I'm listening to Jonathon Strange and Mr. Norrel on audio. Two words. Modern. Masterpiece. Sure, it takes two or three disks to get into the groove of the story, which takes its sweet time. But once it rolls, it lays out beautifully.

The entrance ramp to the freeway closest to my house is also the exit ramp to an intersecting freeway. New England drivers have no concept of the zipper effect, or slowing down, or any notion of courtesy. I'm surprised my wife thought California drivers were so bad. She has since admitted that the contrast might not have been as wide as she had imagined.

Normally I don't give into the precepts of road rage, but this morning I made a small exception. I pulled onto the launch pad that is my entrance ramp, and waited for gap to present itself. A Toyota pick-up signaled to exit, so I accelerated to full speed to enter so that he could fall behind me. He had to play ball by slowing down a tad, something I do every time when the roles are reversed. This guy however was inflamed, giving me the double bird with his forearms resting on the steering wheel. I would understand were I going thirty, but I was at even pace with traffic--we simply had to swap places.

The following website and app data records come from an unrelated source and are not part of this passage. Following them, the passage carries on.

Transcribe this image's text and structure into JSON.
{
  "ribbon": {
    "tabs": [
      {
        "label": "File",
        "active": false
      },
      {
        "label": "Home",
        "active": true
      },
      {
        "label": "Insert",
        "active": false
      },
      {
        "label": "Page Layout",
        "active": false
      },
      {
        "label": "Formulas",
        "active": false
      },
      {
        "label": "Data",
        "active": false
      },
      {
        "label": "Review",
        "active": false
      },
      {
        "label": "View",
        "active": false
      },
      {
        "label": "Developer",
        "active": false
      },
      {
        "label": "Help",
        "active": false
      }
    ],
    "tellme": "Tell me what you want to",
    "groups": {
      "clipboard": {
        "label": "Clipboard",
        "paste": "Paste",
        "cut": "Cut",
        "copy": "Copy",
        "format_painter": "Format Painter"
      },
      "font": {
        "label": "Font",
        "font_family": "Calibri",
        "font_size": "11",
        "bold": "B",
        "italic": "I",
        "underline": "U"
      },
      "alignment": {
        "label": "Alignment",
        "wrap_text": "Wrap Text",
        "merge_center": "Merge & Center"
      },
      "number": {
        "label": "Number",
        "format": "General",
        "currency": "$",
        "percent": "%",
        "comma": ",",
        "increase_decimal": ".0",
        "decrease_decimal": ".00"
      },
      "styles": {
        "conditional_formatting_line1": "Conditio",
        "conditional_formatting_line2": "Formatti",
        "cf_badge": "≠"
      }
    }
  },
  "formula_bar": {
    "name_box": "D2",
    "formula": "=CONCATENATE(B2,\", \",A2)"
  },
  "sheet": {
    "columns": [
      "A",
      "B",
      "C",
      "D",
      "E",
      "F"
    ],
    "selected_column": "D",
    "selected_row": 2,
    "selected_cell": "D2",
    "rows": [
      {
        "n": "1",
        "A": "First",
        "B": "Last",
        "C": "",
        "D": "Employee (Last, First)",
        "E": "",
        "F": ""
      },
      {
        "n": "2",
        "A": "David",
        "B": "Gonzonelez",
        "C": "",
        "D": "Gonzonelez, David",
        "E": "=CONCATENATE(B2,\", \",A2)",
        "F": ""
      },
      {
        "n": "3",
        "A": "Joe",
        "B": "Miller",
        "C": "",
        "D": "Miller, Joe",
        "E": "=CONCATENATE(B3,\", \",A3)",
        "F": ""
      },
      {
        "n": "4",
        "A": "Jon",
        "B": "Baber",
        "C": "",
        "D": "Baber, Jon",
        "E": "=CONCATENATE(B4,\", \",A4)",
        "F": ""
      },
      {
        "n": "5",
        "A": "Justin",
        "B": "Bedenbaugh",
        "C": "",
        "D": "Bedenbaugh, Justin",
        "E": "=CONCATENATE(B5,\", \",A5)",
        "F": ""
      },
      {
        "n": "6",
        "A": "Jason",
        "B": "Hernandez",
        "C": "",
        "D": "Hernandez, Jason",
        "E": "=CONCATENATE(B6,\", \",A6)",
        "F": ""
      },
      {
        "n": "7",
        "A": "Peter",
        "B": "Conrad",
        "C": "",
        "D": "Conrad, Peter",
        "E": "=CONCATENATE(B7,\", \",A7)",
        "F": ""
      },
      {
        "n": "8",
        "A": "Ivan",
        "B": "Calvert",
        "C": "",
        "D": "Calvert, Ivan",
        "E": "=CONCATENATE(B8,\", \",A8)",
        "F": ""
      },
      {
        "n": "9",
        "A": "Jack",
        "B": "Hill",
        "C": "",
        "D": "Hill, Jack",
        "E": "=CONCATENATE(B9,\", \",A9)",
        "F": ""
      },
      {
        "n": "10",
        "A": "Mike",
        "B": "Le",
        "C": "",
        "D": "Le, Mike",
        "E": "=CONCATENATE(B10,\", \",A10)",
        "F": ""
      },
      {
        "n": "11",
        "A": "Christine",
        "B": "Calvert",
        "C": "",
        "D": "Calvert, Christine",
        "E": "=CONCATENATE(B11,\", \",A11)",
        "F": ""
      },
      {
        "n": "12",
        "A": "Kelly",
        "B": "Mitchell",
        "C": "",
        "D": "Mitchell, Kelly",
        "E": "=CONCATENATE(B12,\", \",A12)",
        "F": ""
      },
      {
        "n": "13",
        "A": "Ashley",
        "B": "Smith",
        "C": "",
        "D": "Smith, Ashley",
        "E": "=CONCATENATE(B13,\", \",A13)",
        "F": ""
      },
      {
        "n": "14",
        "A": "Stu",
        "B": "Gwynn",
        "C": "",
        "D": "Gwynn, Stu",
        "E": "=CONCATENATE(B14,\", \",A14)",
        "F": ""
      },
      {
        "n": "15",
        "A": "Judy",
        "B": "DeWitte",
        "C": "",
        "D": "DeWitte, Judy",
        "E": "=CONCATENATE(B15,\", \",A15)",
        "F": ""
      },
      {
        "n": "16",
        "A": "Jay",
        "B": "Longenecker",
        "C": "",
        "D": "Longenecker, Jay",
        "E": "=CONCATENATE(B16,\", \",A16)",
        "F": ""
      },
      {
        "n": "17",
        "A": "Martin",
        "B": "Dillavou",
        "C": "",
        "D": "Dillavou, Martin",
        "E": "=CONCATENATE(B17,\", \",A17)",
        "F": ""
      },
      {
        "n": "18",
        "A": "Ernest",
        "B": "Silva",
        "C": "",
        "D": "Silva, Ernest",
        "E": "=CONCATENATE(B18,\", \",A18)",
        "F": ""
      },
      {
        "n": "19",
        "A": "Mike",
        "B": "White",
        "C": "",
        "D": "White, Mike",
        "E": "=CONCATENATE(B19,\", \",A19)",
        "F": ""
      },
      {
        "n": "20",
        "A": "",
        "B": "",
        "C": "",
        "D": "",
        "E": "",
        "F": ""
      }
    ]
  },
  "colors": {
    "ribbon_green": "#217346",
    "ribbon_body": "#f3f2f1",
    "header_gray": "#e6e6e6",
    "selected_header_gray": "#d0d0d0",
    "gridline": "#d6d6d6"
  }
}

This happened to me five or so months ago in a similar situation, when I was entering another freeway from a ramp. Some lady came roaring around me, window down yelling curses and waving the middle finger, because I had deigned to share the road with her.

These things store up.

So this morning, still smarting from that time before, and feeling indignant at his outburst, I gave him that pointless gesture in return, along with some lip movements I'm sure he was able to read. For one brief moment, I wanted to pull over and teach him some driving etiquette.

So here's a driving lesson for you egocentric one-man-island people. When exiting the freeway, slow the hell down and pay attention.

Tuesday, August 01, 2006

The Opposition Chimes in

Yesterday I posted about Joan of Arc, known as Jean D' Arc to her friends, and how the French seem to disregard her critical contributions to the very survival of their country today. Poor GW, our maligned and bumbling leader, was the subject of a cheap shot, delivered by yours truly. In the interest of fair play, and for your enjoyment--but mostly mine--here is what his opposition would say.

John Kerry: I have been consistent on this since the term consistent was created. Consistently I have said that King Charles should have consistently marched on Rouen and taken Joan by consistent force. I voted for it before I voted against it.

Al Gore: I promised myself I wasn't going to salivate or slobber on the podium, but how dare he? How dare King Charles leave that poor girl to burn at the stake?! Huh?! After all she did for this country. That slag-off, that poor excuse for a man, never mind a King. After she delivered Orleans into his ungrateful hands--HOW DARE HE?!

Howard Dean: Not only are we going to Rouen to take Jean D' Arc back, King Charles, we're going to Brighton and Worthing and Horsham and East Grinstead and Royal Tunbridge Wells, and we're going to Guildford and Redhill and Kingston. And we're going to Merton and Rochester and Bexley and Grays. And then we're going to London baby, to take the Royal Palace! Yeaaaaagggggh!!!